* She was checking on her sons — then ages 11, 9 and 5 — by looking out the window every 10 minutes, she said. But when a passer-by saw the Felix kids, along with a 9-year-old cousin, she assumed they were unsupervised and called the state’s Department of Children and Family Services hotline.
* Class action lawsuit filed against DraftKings and FanDuel. How Daily Fantasy Is Changing the Game. You Aren’t Good Enough to Win Money Playing Daily Fantasy Football. Why I’m Quitting Fantasy Baseball.
* Unsung songs of the Golden Age of Television: Space Ghost Coast to Coast.

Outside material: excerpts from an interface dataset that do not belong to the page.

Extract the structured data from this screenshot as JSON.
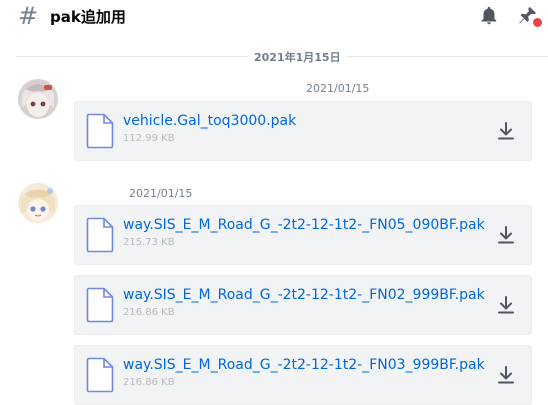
{
  "header": {
    "hash_symbol": "#",
    "channel_name": "pak追加用"
  },
  "divider": {
    "date": "2021年1月15日"
  },
  "messages": [
    {
      "timestamp": "2021/01/15",
      "attachments": [
        {
          "name": "vehicle.Gal_toq3000.pak",
          "size": "112.99 KB"
        }
      ]
    },
    {
      "timestamp": "2021/01/15",
      "attachments": [
        {
          "name": "way.SIS_E_M_Road_G_-2t2-12-1t2-_FN05_090BF.pak",
          "size": "215.73 KB"
        },
        {
          "name": "way.SIS_E_M_Road_G_-2t2-12-1t2-_FN02_999BF.pak",
          "size": "216.86 KB"
        },
        {
          "name": "way.SIS_E_M_Road_G_-2t2-12-1t2-_FN03_999BF.pak",
          "size": "216.86 KB"
        }
      ]
    }
  ],
  "colors": {
    "link": "#0068e0",
    "muted": "#747f8d",
    "attachment_bg": "#f2f3f5",
    "notification_dot": "#ed4245"
  },
  "icons": [
    "bell-icon",
    "pin-icon",
    "file-icon",
    "download-icon"
  ]
}
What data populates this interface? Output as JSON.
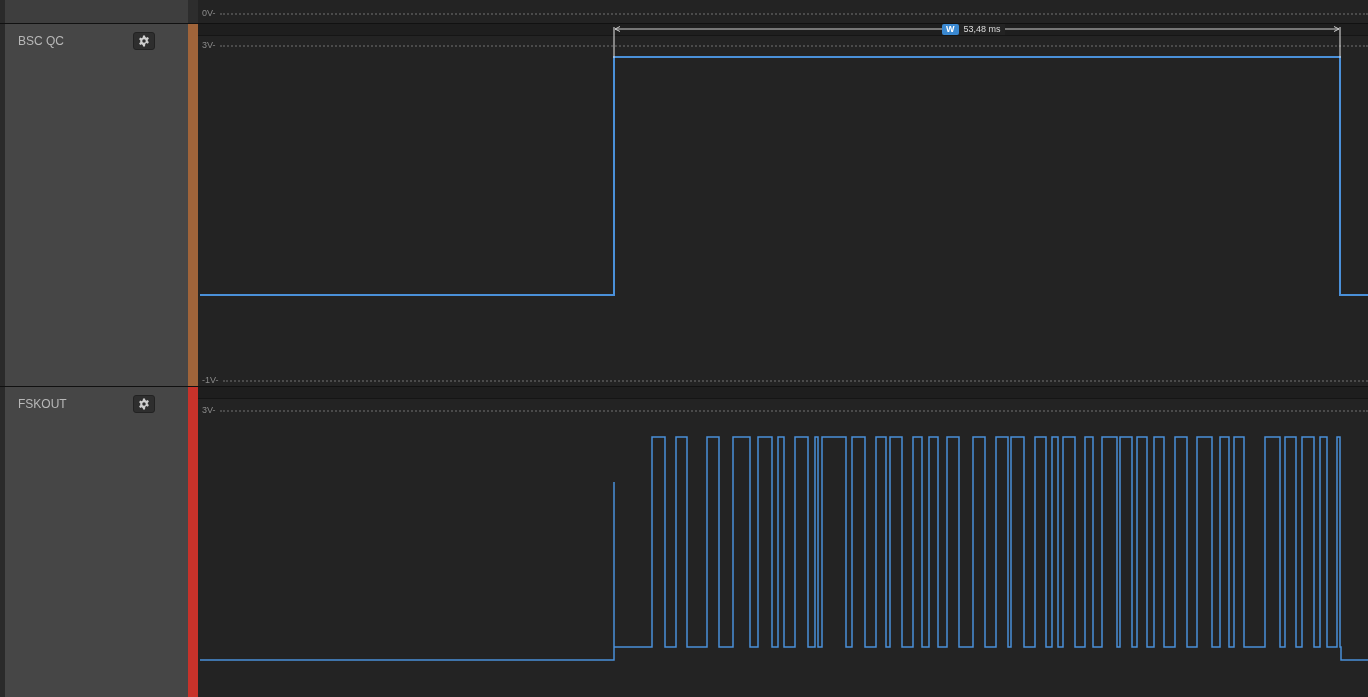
{
  "top_channel": {
    "axis_label": "0V-"
  },
  "channels": [
    {
      "name": "BSC QC",
      "color": "#a0643a",
      "axis_labels": [
        "3V-",
        "-1V-"
      ],
      "kind": "gate"
    },
    {
      "name": "FSKOUT",
      "color": "#c8322a",
      "axis_labels": [
        "3V-"
      ],
      "kind": "pulses"
    }
  ],
  "measurement": {
    "badge": "W",
    "value": "53,48 ms"
  }
}
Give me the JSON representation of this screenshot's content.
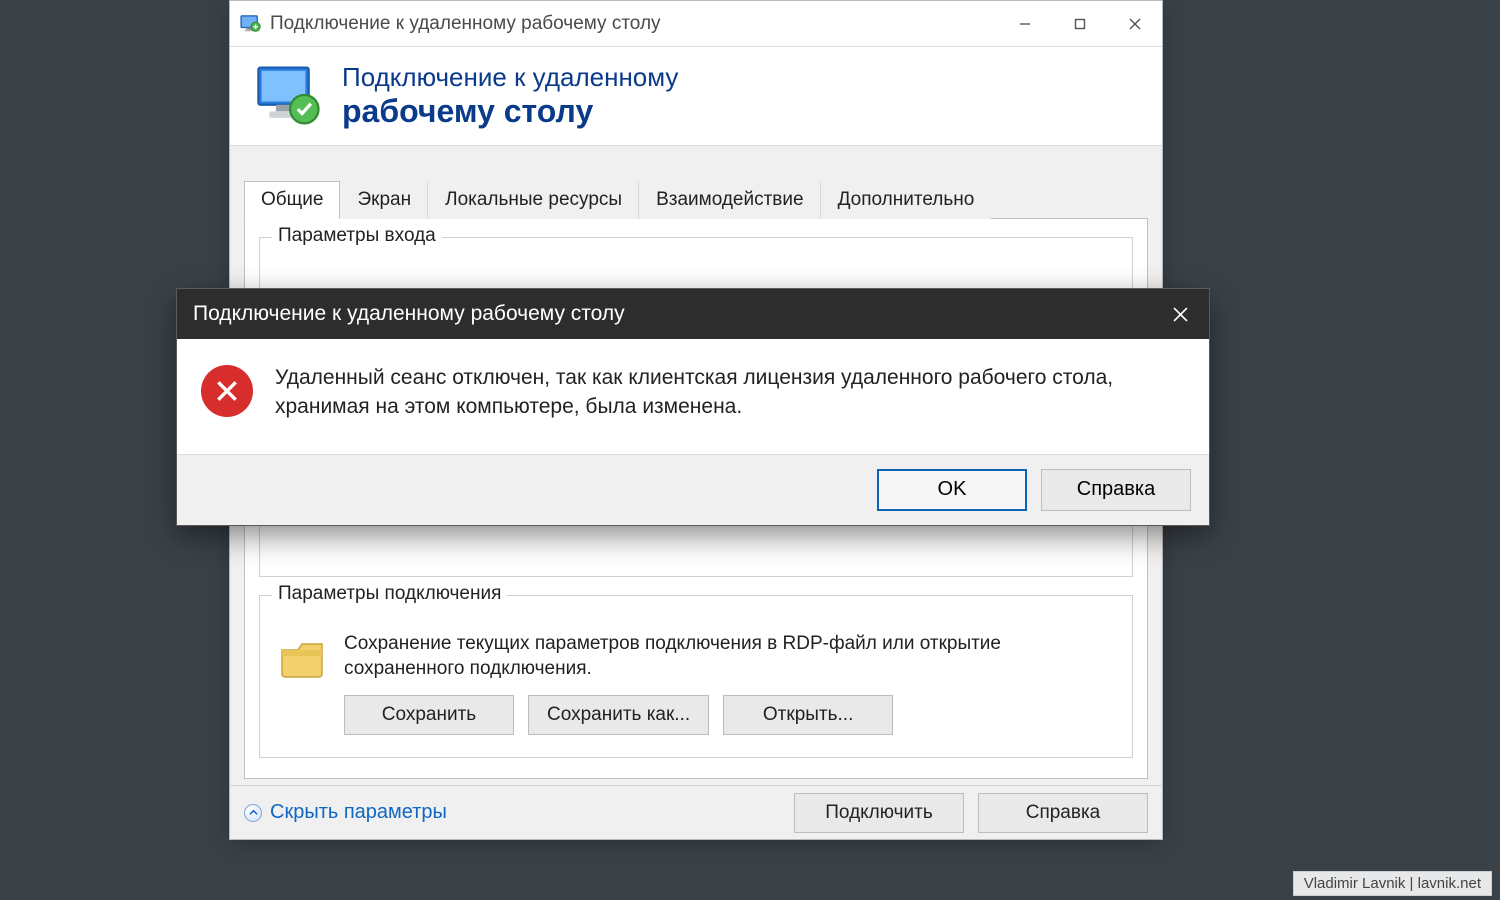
{
  "main_window": {
    "title": "Подключение к удаленному рабочему столу",
    "banner": {
      "line1": "Подключение к удаленному",
      "line2": "рабочему столу"
    },
    "tabs": [
      {
        "label": "Общие",
        "active": true
      },
      {
        "label": "Экран",
        "active": false
      },
      {
        "label": "Локальные ресурсы",
        "active": false
      },
      {
        "label": "Взаимодействие",
        "active": false
      },
      {
        "label": "Дополнительно",
        "active": false
      }
    ],
    "login_group": {
      "legend": "Параметры входа"
    },
    "connection_group": {
      "legend": "Параметры подключения",
      "description": "Сохранение текущих параметров подключения в RDP-файл или открытие сохраненного подключения.",
      "buttons": {
        "save": "Сохранить",
        "save_as": "Сохранить как...",
        "open": "Открыть..."
      }
    },
    "bottom": {
      "toggle_label": "Скрыть параметры",
      "connect": "Подключить",
      "help": "Справка"
    }
  },
  "error_dialog": {
    "title": "Подключение к удаленному рабочему столу",
    "message": "Удаленный сеанс отключен, так как клиентская лицензия удаленного рабочего стола, хранимая на этом компьютере, была изменена.",
    "buttons": {
      "ok": "OK",
      "help": "Справка"
    }
  },
  "watermark": "Vladimir Lavnik | lavnik.net"
}
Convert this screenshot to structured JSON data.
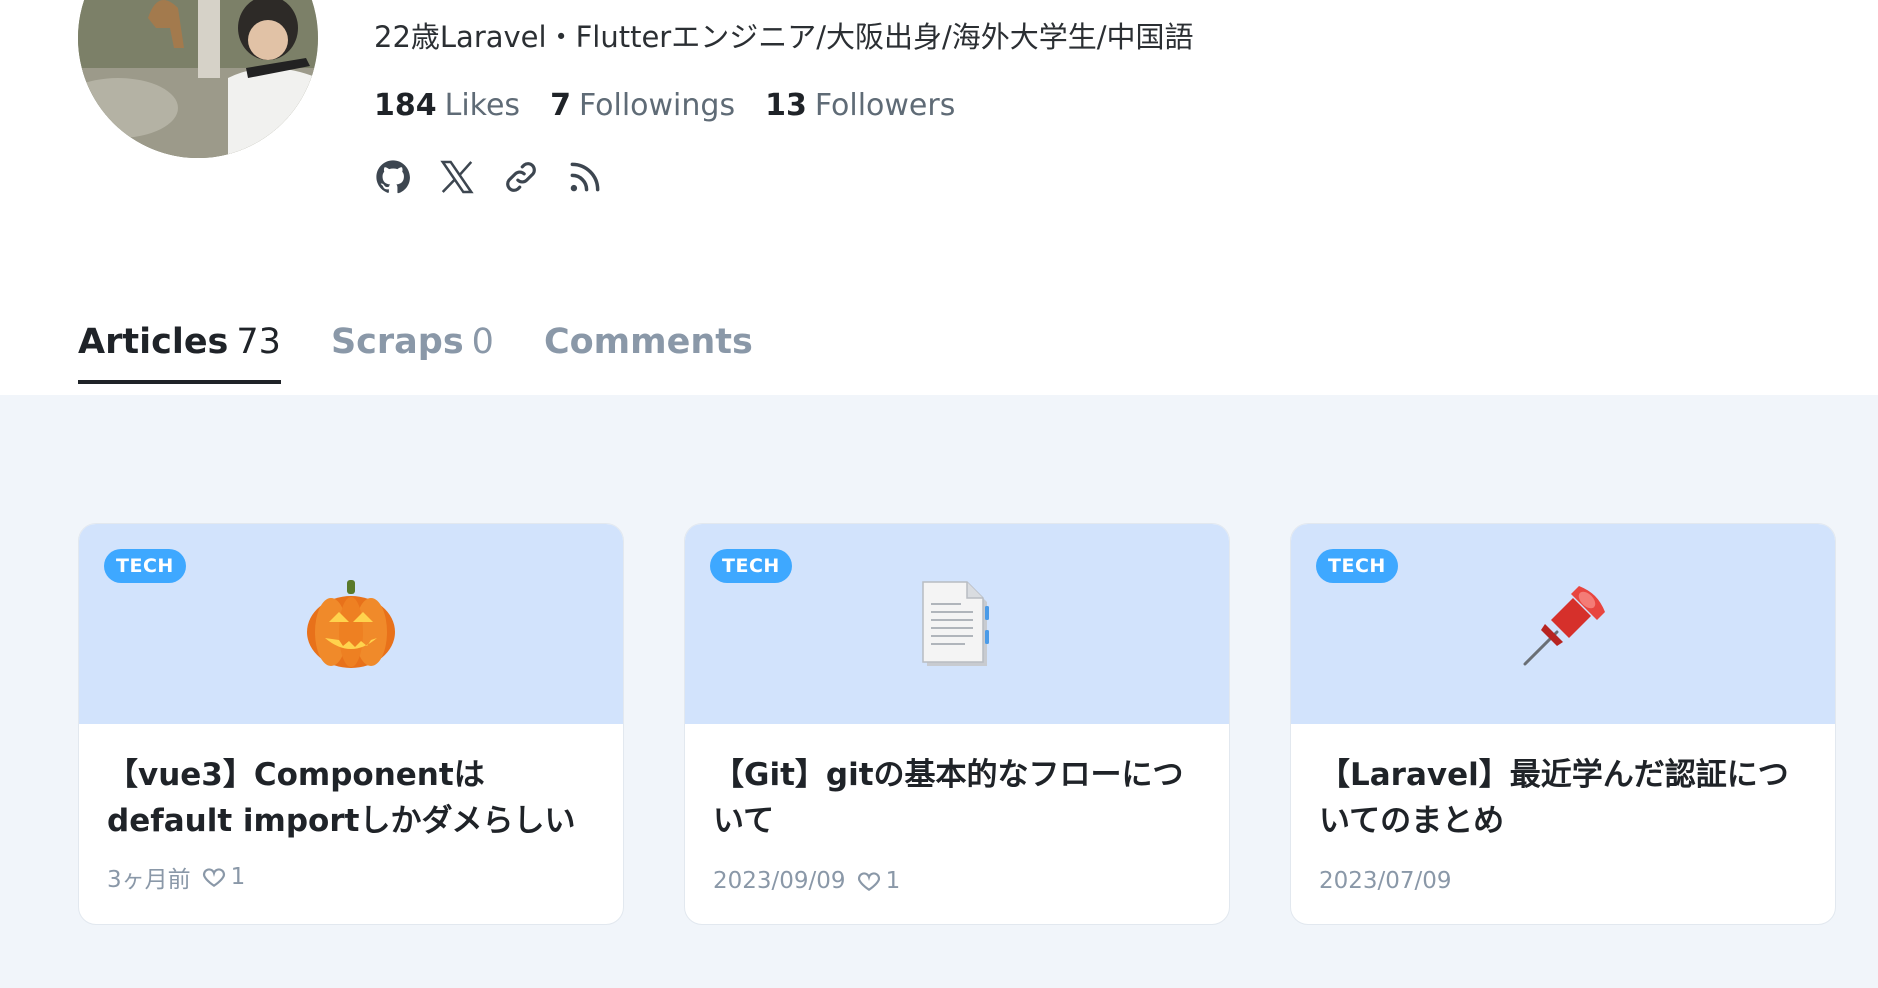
{
  "profile": {
    "bio": "22歳Laravel・Flutterエンジニア/大阪出身/海外大学生/中国語",
    "stats": [
      {
        "num": "184",
        "label": "Likes"
      },
      {
        "num": "7",
        "label": "Followings"
      },
      {
        "num": "13",
        "label": "Followers"
      }
    ],
    "socials": [
      "github-icon",
      "x-icon",
      "link-icon",
      "rss-icon"
    ]
  },
  "tabs": [
    {
      "label": "Articles",
      "count": "73",
      "active": true
    },
    {
      "label": "Scraps",
      "count": "0",
      "active": false
    },
    {
      "label": "Comments",
      "count": "",
      "active": false
    }
  ],
  "articles": [
    {
      "badge": "TECH",
      "emoji": "jack-o-lantern",
      "title": "【vue3】Componentはdefault importしかダメらしい",
      "date": "3ヶ月前",
      "likes": "1"
    },
    {
      "badge": "TECH",
      "emoji": "page-facing-up",
      "title": "【Git】gitの基本的なフローについて",
      "date": "2023/09/09",
      "likes": "1"
    },
    {
      "badge": "TECH",
      "emoji": "pushpin",
      "title": "【Laravel】最近学んだ認証についてのまとめ",
      "date": "2023/07/09",
      "likes": ""
    }
  ],
  "colors": {
    "accent": "#3ea8ff",
    "card_top": "#d2e3fc",
    "list_bg": "#f1f5fa"
  }
}
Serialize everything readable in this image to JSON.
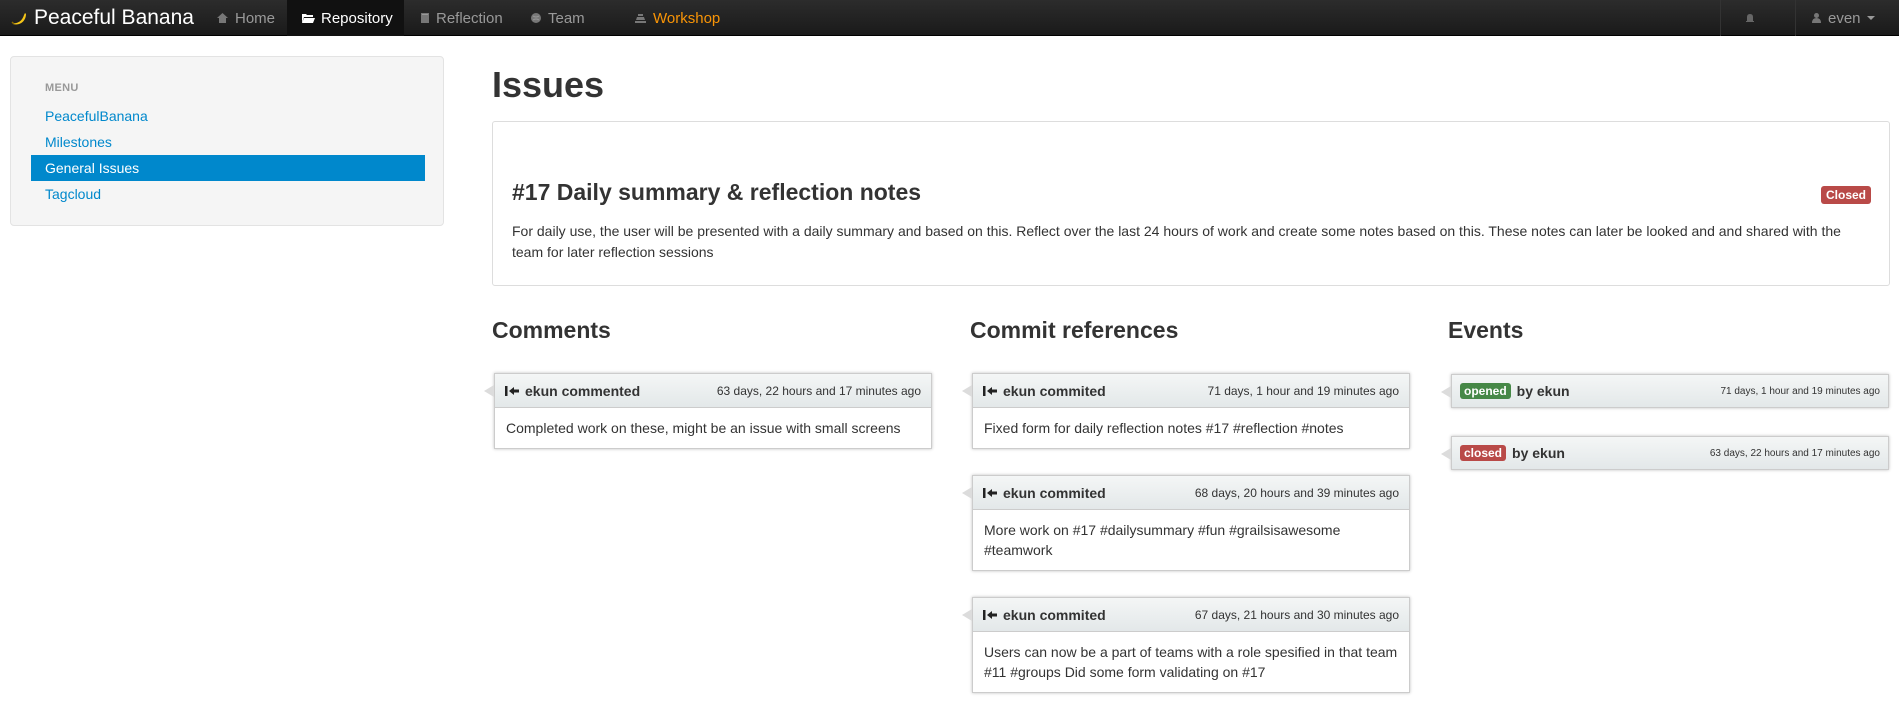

* I want to believe: Fargo season two.
* What financializing pensions hath wrought: California Teachers Have Been Financing Evictions.
As Marquette’s faculty gathers in the basement of the Bradley Center for commencement, some links…
* I have sat in philosophy seminars where it was asserted that I should be left to die on a desert island if the choice was between saving me and saving an arbitrary non-disabled person. I have been told it would be wrong for me to have my biological children because of my disability. I have been told that, while it isn’t bad for me to exist, it would’ve been better if my mother could’ve had a non-disabled child instead. I’ve even been told that it would’ve been better, had she known, for my mother to have an abortion and try again in hopes of conceiving a non-disabled child. I have been told that it is obvious that my life is less valuable when compared to the lives of arbitrary non-disabled people. And these things weren’t said as the conclusions of careful, extended argument. They were casual assertions. They were the kind of thing you skip over without pause because it’s the uncontroversial part of your talk.
* Hillary Clinton personally took money from companies that sought to influence her. The next couple years are going to be a bottomless exercise in humiliation for Democrats.
* History is a nightmare for which I’m trying to hit the snooze: NJ Republican Introduces Resolution Condemning ‘Negative’ AP History Exam.
* I also won’t accept that Someone Did a Shit So Bad On a British Airways Plane That It Had to Turn Around and Come Back Again.
* When Sandy Bem found out she had Alzheimer’s, she resolved that before the disease stole her mind, she would kill herself. The question was, when?
* If Catch-22 appeared a few years before Americans were ready to read it, Something Happened jumped the gun by decades, and the novel was already forgotten when its comically bleak take on upper-middle-class life became a staple of fiction.
* Jurors In The Boston Bombing Case Had To Agree To Consider The Death Penalty Before Being Selected. This is a very strange requirement of the law that seems to strongly interfere with the “jury of your peers” ideal.
* Deleted scene from Infinite Jest. So bizarre.
* Dibs on the young-adult dystopia: Teenagers who show too much leg face being sent into an “isolation room” for breaching the new uniform code.
* “On the occasion of David Letterman’s retirement after 33 years of hosting a late-night talk show, Jason Snell presents his take on Letterman’s significance, told with the help of a few friends.”